I think this whole appendix was just an excuse to try to squeeze in a reference to Hyperbolic Trees. Just over twenty years ago, I spent a summer (or was it a year) hacking together code to render a graph via such trees as part of a project called Footprints; the linked paper still has screenshots of it.

However, since the object graph is massive, the rendering does not fit on the window. Chris first toggles an option to change the rendering to use a hyperbolic tree (see, where the current object is presented centrally, and immediate children are surrounding smaller nodes, and grand-children are still smaller, et cetera. The hyperbolic tree presentation compacts the view significantly, at the cost of obscuring details of distant descendants and ancestors, as well as cousins.

There is also an option on the presentation UI to have the circles for each node be different sizes depending on how much space they individually occupy on the heap (not including their linked children); Chris enables this setting, just to get a rough visual feeling for where memory space is going in the ownership tree.

And that’s all the user stories. That’s the whole document.

For the sequel, I will be presenting the design document that I think best represents the plan going forward.

We are still figuring things out, to some extent, but I continue to dream about what we can do for our customers, the Rust developers of the world.

When the word comes down “Never more will be around”

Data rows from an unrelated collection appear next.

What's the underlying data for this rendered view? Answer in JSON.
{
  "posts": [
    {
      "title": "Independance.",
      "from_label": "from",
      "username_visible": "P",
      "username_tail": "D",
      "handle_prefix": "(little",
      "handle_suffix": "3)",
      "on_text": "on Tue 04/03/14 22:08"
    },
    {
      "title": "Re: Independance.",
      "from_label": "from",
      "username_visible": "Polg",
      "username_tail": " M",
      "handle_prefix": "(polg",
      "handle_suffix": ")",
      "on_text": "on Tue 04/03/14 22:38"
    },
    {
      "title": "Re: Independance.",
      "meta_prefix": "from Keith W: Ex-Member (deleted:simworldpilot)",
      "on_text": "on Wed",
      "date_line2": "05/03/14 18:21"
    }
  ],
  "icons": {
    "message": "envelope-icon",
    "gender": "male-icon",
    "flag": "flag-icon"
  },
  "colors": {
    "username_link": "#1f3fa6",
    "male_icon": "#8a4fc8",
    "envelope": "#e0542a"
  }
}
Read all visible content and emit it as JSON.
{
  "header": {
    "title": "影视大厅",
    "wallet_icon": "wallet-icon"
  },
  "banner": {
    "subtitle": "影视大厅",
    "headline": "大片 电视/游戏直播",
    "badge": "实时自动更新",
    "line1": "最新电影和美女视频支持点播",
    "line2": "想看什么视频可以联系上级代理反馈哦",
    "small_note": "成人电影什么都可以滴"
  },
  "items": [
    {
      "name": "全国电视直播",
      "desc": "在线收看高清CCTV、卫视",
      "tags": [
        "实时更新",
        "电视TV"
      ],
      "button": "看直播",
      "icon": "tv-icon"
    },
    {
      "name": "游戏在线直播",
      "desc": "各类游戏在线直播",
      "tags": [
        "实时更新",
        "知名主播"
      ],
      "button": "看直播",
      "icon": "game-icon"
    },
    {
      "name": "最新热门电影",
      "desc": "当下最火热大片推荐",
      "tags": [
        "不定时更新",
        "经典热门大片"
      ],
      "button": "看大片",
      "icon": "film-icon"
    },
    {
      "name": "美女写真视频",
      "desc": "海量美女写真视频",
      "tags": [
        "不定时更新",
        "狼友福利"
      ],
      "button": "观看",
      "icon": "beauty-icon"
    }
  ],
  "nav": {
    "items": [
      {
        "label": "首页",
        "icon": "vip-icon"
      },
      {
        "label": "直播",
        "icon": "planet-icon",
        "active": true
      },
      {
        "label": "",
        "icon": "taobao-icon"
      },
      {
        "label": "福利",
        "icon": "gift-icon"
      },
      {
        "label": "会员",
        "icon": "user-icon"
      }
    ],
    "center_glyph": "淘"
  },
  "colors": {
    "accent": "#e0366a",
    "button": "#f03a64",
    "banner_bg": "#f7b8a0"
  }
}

Thought I’ll wish we were there, I was less than we could bear

And I’m not the only dust my mother raised

I am not the only dust my mother raised